In the last two months, listed government-owned companies lost nearly a quarter of their combined market value worth $58 billion (Rs 3.48 lakh crore).
About 98 per cent of the fall is accounted for by central government-owned and promoted enterprises, such as oil and gas majors, banks and metal and mining companies. The rest is accounted for by various state government firms.
In contrast, the broader market was fairly stable during the period. The Sensex is down just 3 per cent since end-May. The 50-stock Nifty is down 5 per cent.
The recent weakness in the broader market is largely due to PSU stocks. They account for as much as 90 per cent of the entire fall in the market capitalisation of all listed companies since the beginning of July.
The public exchequer or the government has been the biggest loser. The value of government stake in central PSUs is down Rs 2.5 lakh crore (Rs 2.5 trillion), or $42 billion, to Rs 8.5 lakh crore (Rs 8.5 trillion) at the end of trading on Friday.
This has severely impaired finance ministry's ability to raise resources by diluting government stakes in PSUs through follow-on public offers (FPOs). At the end of June, the government on an average owned 72.3 per cent stake in 73 listed central PSUs.
Analysts blame the government divestment programme and its compulsion to raise resources at any cost to meet its fiscal deficit target.
"The PSU disinvestment programme will increase the supply of shares at a time when there is little appetite for new issues among domestic or foreign investors. Besides, there is fear that the government might milk healthy and cash-rich public sector undertakings to plug holes in public finance, leading to an exodus of investors from PSUs," says the head of research at a leading brokerage here on the condition of anonymity.
Investors' worry was clearly visible in a sudden 15 per cent decline in the Power Grid Corporation share price on Friday, when the company's board approved stake sale through an FPO.
Indian Oil Corporation has lost a third of its market value on the government plans for stake sale.
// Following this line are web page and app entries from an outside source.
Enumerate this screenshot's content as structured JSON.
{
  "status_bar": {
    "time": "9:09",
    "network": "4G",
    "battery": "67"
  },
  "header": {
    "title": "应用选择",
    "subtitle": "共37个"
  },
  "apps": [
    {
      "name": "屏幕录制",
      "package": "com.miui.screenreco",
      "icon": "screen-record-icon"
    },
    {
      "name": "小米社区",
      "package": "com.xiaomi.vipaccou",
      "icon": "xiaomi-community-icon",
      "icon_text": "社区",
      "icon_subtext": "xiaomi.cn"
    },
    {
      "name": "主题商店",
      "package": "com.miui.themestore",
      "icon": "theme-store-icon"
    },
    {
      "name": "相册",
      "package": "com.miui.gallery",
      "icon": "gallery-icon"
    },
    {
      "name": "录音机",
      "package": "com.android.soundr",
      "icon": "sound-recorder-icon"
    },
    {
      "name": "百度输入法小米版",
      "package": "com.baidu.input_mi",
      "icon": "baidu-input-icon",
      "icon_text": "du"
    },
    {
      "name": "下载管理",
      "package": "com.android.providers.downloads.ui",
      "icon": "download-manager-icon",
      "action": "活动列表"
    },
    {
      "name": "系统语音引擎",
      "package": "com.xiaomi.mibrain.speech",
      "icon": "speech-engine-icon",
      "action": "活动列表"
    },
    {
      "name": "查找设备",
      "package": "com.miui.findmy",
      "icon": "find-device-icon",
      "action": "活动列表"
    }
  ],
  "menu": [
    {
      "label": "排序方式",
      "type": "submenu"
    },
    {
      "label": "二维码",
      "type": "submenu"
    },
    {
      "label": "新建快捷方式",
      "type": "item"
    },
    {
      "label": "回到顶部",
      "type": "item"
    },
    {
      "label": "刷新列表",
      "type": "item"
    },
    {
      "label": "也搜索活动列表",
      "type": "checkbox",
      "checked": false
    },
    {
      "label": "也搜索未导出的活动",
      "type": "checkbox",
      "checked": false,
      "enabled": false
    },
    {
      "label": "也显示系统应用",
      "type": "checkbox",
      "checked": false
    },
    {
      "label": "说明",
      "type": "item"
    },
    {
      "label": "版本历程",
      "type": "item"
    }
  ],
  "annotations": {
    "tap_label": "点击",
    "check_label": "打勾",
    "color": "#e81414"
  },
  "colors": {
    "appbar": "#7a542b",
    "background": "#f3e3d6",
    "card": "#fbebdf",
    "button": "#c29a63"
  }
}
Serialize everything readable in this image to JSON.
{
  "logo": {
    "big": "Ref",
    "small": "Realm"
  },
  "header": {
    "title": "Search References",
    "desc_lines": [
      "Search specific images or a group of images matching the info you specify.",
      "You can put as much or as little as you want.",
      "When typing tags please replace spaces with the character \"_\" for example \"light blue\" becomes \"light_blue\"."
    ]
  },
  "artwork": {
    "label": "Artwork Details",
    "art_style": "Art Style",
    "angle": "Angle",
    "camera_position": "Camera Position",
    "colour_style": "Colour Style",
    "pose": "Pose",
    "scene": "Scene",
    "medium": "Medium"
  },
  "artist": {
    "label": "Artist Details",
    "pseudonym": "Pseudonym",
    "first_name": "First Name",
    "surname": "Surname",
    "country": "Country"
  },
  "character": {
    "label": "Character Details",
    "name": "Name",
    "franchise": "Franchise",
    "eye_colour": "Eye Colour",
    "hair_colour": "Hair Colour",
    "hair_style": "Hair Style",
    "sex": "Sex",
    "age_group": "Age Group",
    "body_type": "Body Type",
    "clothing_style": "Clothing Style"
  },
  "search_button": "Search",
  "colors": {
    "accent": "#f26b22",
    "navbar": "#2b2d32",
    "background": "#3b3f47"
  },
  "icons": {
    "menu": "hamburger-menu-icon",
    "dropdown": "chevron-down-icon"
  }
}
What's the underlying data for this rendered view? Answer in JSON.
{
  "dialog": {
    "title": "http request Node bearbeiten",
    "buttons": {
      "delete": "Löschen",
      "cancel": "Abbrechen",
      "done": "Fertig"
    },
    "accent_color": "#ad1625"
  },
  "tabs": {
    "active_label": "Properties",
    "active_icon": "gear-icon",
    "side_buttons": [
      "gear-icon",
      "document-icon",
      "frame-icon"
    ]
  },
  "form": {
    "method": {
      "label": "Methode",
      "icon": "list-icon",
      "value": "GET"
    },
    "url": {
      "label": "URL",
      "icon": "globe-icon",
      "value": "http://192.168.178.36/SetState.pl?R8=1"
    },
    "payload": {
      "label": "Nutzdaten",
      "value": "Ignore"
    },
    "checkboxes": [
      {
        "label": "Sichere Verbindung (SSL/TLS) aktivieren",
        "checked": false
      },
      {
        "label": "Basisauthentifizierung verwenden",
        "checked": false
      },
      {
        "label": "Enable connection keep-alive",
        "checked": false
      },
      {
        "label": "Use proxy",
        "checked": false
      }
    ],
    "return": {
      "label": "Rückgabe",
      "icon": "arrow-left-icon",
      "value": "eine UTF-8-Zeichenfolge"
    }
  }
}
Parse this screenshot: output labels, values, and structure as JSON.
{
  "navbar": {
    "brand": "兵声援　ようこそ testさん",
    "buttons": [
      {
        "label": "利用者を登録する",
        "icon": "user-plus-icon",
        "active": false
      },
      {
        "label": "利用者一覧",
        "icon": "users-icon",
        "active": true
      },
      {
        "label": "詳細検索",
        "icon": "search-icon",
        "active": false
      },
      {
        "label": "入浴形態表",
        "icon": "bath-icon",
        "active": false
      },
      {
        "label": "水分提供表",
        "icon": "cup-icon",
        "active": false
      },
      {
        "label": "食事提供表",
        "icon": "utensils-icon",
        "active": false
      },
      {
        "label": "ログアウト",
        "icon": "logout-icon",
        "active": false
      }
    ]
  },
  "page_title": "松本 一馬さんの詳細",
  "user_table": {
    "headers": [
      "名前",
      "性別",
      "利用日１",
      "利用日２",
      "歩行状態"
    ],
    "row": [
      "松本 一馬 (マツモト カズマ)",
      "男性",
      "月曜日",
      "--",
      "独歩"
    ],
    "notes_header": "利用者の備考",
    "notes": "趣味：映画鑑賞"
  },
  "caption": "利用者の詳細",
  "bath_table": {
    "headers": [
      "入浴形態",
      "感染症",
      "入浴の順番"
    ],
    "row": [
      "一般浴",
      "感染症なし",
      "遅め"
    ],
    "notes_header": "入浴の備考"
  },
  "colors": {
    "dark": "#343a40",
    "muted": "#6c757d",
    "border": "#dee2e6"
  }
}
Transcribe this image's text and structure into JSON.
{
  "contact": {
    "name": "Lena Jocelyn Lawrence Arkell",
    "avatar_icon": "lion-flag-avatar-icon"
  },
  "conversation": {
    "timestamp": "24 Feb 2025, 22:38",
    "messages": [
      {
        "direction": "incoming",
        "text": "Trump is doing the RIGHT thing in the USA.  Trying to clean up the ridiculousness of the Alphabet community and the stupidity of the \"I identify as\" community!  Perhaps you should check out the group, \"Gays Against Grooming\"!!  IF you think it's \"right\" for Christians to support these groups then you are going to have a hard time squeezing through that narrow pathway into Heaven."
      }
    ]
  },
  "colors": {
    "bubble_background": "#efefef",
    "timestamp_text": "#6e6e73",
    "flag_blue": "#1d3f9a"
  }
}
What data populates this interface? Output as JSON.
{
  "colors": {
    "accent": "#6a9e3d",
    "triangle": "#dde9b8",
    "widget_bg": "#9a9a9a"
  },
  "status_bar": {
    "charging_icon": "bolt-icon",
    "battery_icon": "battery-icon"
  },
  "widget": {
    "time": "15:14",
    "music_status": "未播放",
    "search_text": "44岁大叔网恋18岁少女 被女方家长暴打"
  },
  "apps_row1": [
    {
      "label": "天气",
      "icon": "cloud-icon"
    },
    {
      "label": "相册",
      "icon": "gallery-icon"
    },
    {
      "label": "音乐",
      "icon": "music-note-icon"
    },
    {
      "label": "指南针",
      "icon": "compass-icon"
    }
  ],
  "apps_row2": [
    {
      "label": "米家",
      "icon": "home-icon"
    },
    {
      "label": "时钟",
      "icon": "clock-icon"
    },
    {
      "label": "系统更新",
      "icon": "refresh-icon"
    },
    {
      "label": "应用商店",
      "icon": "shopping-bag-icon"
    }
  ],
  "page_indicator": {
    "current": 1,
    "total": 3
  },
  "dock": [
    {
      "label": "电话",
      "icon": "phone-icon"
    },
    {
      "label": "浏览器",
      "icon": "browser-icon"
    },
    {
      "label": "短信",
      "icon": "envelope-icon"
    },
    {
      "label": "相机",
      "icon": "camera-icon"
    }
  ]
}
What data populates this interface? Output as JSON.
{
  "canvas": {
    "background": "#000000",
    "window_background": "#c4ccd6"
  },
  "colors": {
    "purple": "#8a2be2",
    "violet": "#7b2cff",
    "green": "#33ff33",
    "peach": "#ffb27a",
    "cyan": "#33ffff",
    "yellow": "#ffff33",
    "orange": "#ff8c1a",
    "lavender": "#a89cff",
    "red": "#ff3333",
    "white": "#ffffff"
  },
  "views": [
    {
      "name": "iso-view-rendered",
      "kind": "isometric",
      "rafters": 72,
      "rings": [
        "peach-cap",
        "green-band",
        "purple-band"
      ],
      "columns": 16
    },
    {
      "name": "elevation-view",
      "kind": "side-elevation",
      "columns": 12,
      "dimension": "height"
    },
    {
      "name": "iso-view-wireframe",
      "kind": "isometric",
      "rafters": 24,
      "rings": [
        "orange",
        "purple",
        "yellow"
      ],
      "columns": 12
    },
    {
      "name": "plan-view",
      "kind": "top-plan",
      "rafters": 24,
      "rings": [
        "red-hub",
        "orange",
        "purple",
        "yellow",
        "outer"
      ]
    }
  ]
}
Also hit are financially strong and cash-rich companies such as Coal India (-22 per cent), ONGC (-15 per cent) Engineers India (-17 per cent), Container Corp (-10 per cent), NBCC (-23 per cent), BHEL (-25 per cent), Rashtriya Chemicals & Fertilizers (-30 per cent).
Market experts say that for investors, the equation of PSU stocks is simple. "As you will get shares at a price lower than the current market price through FPOs, why buy in the secondary market?" says a market analyst at a leading brokerage house in Mumbai.
This belief has been reinforced by recent follow-on public offers such as MMTC and National Fertilizers, done at a large discount to the market price.